● What you will do
Please return every line of the records below that contains the word "heading".

════════════════

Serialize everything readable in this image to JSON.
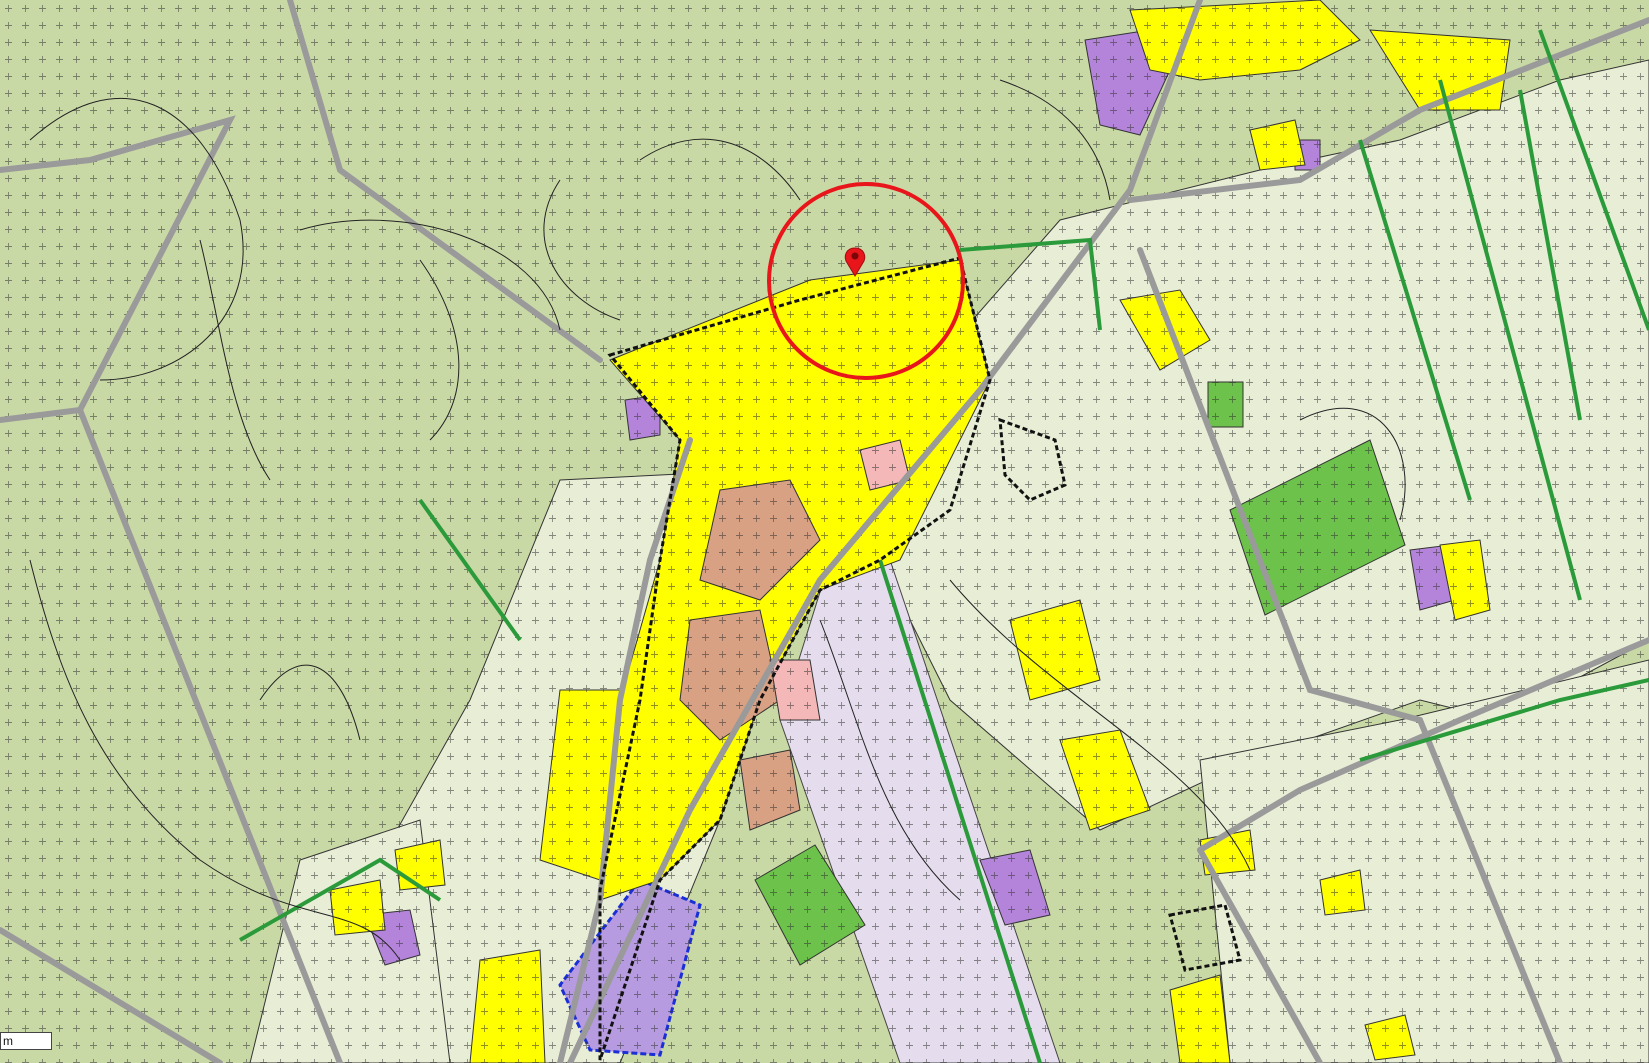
{
  "map": {
    "scale_label": "m",
    "colors": {
      "agricultural": "#c9d9a6",
      "agricultural_light": "#e8eed6",
      "residential": "#ffff00",
      "historic_core": "#d9a183",
      "services": "#b384d9",
      "green_park": "#6cc24a",
      "infrastructure_band": "#e5dded",
      "pink_zone": "#f5b8b8",
      "roads": "#b9b9b9",
      "boundary": "#111111",
      "blue_boundary": "#1a2fd6",
      "green_lines": "#2a9a3a",
      "marker": "#e8161b"
    },
    "marker": {
      "icon": "map-pin-icon",
      "highlight": "red-circle"
    }
  }
}
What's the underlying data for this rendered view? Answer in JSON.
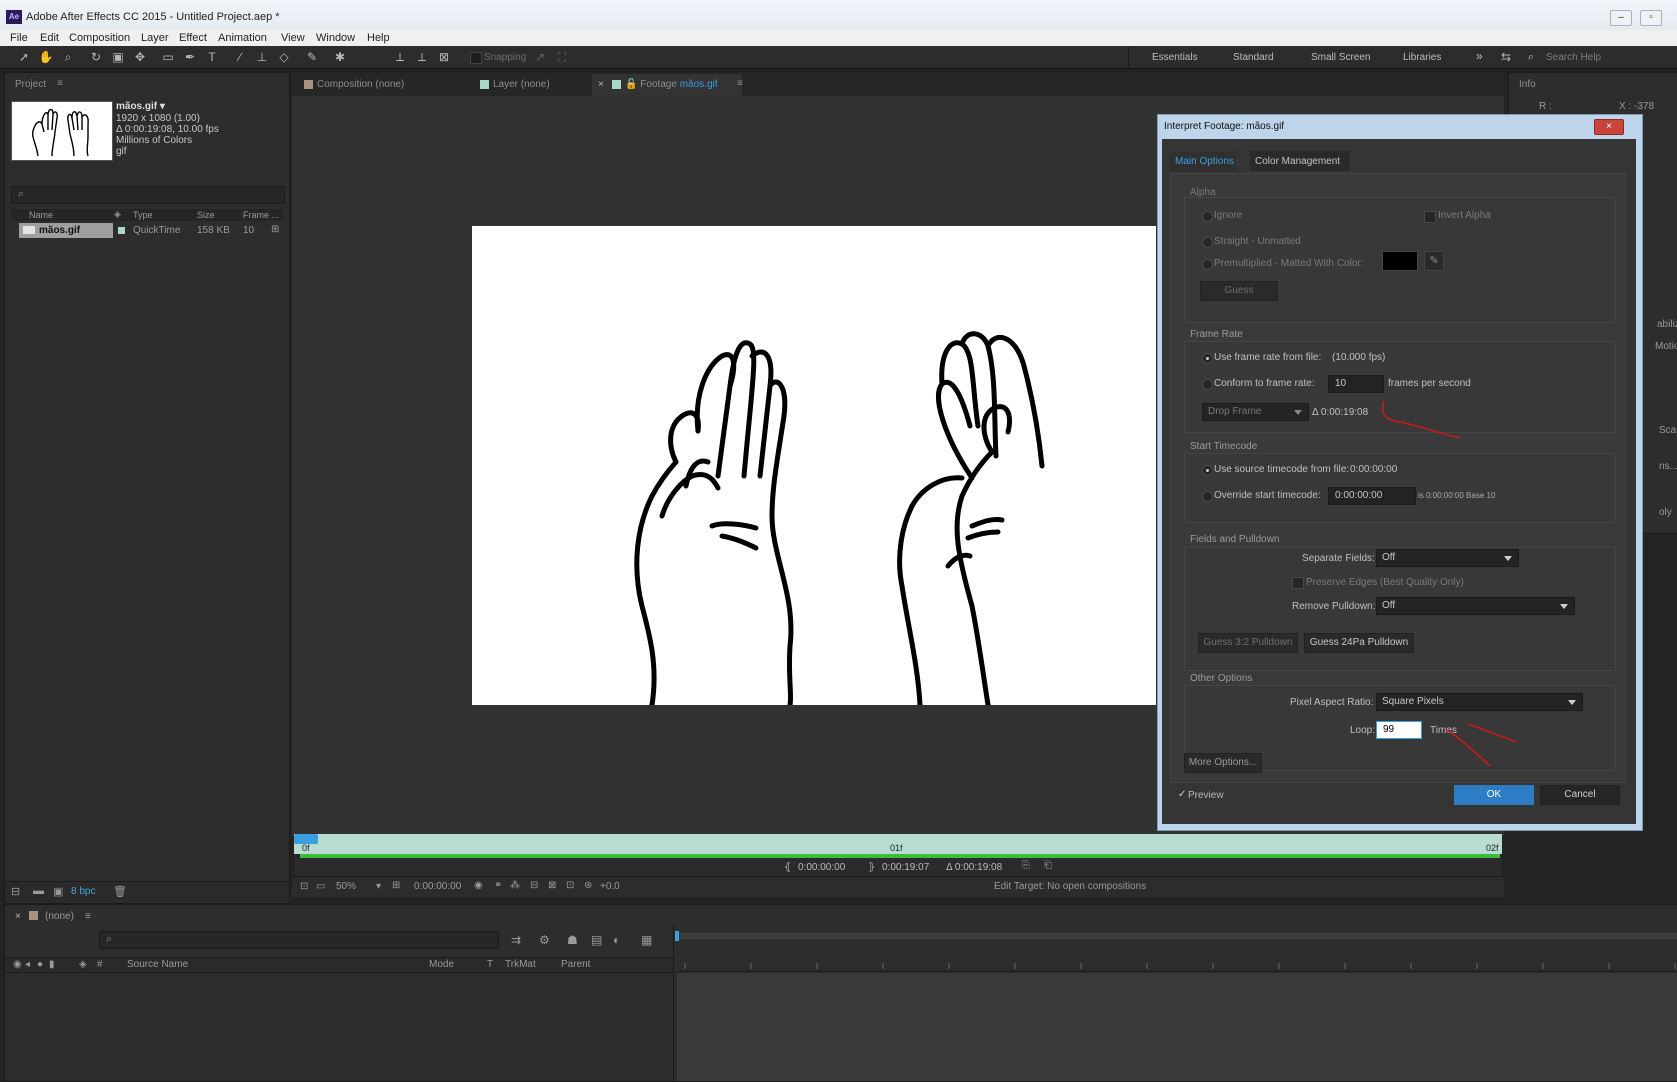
{
  "window": {
    "title": "Adobe After Effects CC 2015 - Untitled Project.aep *",
    "app_icon": "Ae"
  },
  "menu": [
    "File",
    "Edit",
    "Composition",
    "Layer",
    "Effect",
    "Animation",
    "View",
    "Window",
    "Help"
  ],
  "toolbar": {
    "snapping": "Snapping",
    "workspaces": [
      "Essentials",
      "Standard",
      "Small Screen",
      "Libraries"
    ],
    "more": "»",
    "search_help": "Search Help"
  },
  "project": {
    "tab": "Project",
    "footage_name": "mãos.gif ▾",
    "details": [
      "1920 x 1080 (1.00)",
      "Δ 0:00:19:08, 10.00 fps",
      "Millions of Colors",
      "gif"
    ],
    "columns": [
      "Name",
      "Type",
      "Size",
      "Frame ..."
    ],
    "rows": [
      {
        "name": "mãos.gif",
        "type": "QuickTime",
        "size": "158 KB",
        "frame": "10"
      }
    ],
    "bpc": "8 bpc"
  },
  "viewer_tabs": {
    "composition": "Composition (none)",
    "layer": "Layer (none)",
    "footage_prefix": "Footage",
    "footage_name": "mãos.gif"
  },
  "info_panel": {
    "tab": "Info",
    "r": "R :",
    "x": "X : -378"
  },
  "right_panel_labels": [
    "abilizer",
    "Motion",
    "Scale",
    "ns...",
    "oly"
  ],
  "dialog": {
    "title": "Interpret Footage: mãos.gif",
    "tabs": [
      "Main Options",
      "Color Management"
    ],
    "alpha": {
      "heading": "Alpha",
      "ignore": "Ignore",
      "invert": "Invert Alpha",
      "straight": "Straight - Unmatted",
      "premultiplied": "Premultiplied - Matted With Color:",
      "guess": "Guess",
      "matte_color": "#000000"
    },
    "frame_rate": {
      "heading": "Frame Rate",
      "use_file": "Use frame rate from file:",
      "file_fps": "(10.000 fps)",
      "conform": "Conform to frame rate:",
      "conform_value": "10",
      "fps_unit": "frames per second",
      "drop_frame": "Drop Frame",
      "duration": "Δ 0:00:19:08"
    },
    "start_timecode": {
      "heading": "Start Timecode",
      "use_source": "Use source timecode from file:",
      "source_value": "0:00:00:00",
      "override": "Override start timecode:",
      "override_value": "0:00:00:00",
      "equiv": "is 0:00:00:00  Base 10"
    },
    "fields": {
      "heading": "Fields and Pulldown",
      "separate_label": "Separate Fields:",
      "separate_value": "Off",
      "preserve": "Preserve Edges (Best Quality Only)",
      "remove_label": "Remove Pulldown:",
      "remove_value": "Off",
      "guess32": "Guess 3:2 Pulldown",
      "guess24": "Guess 24Pa Pulldown"
    },
    "other": {
      "heading": "Other Options",
      "par_label": "Pixel Aspect Ratio:",
      "par_value": "Square Pixels",
      "loop_label": "Loop:",
      "loop_value": "99",
      "times": "Times"
    },
    "more_options": "More Options...",
    "preview": "Preview",
    "ok": "OK",
    "cancel": "Cancel"
  },
  "viewer_timeline": {
    "start_frame": "0f",
    "mid_frame": "01f",
    "end_frame": "02f",
    "in_point": "0:00:00:00",
    "out_point": "0:00:19:07",
    "duration": "Δ 0:00:19:08"
  },
  "viewer_footer": {
    "zoom": "50%",
    "timecode": "0:00:00:00",
    "exposure": "+0.0",
    "edit_target": "Edit Target: No open compositions"
  },
  "timeline": {
    "tab": "(none)",
    "columns": [
      "Source Name",
      "Mode",
      "T",
      "TrkMat",
      "Parent"
    ]
  },
  "colors": {
    "accent": "#3a9fe0",
    "ok_button": "#2d7dc4",
    "timeline_bar": "#b9dcd0",
    "dialog_frame": "#bdd4ea",
    "annotation": "#cc1a1a"
  }
}
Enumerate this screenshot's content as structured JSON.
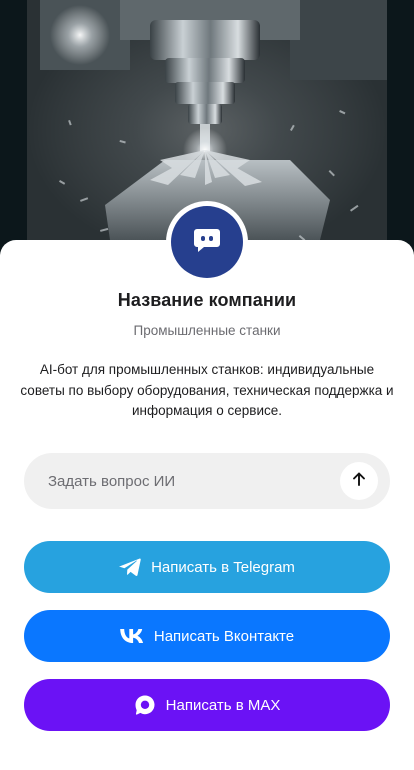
{
  "profile": {
    "company_name": "Название компании",
    "subtitle": "Промышленные станки",
    "description": "AI-бот для промышленных станков: индивидуальные советы по выбору оборудования, техническая поддержка и информация о сервисе.",
    "avatar_icon": "chat-bot-icon"
  },
  "hero": {
    "image": "cnc-milling-machine-photo"
  },
  "ask": {
    "placeholder": "Задать вопрос ИИ",
    "value": "",
    "send_icon": "arrow-up-icon"
  },
  "buttons": [
    {
      "label": "Написать в Telegram",
      "icon": "telegram-icon",
      "color": "#27a2df"
    },
    {
      "label": "Написать Вконтакте",
      "icon": "vk-icon",
      "color": "#0a77ff"
    },
    {
      "label": "Написать в MAX",
      "icon": "max-icon",
      "color": "#6b12f5"
    }
  ],
  "colors": {
    "avatar_bg": "#263f8e",
    "card_bg": "#ffffff",
    "input_bg": "#f0f0f0"
  }
}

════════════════

● Solution to this problem
      "heading": "Alpha",
      "heading": "Frame Rate",
      "heading": "Start Timecode",
      "heading": "Fields and Pulldown",
      "heading": "Other Options",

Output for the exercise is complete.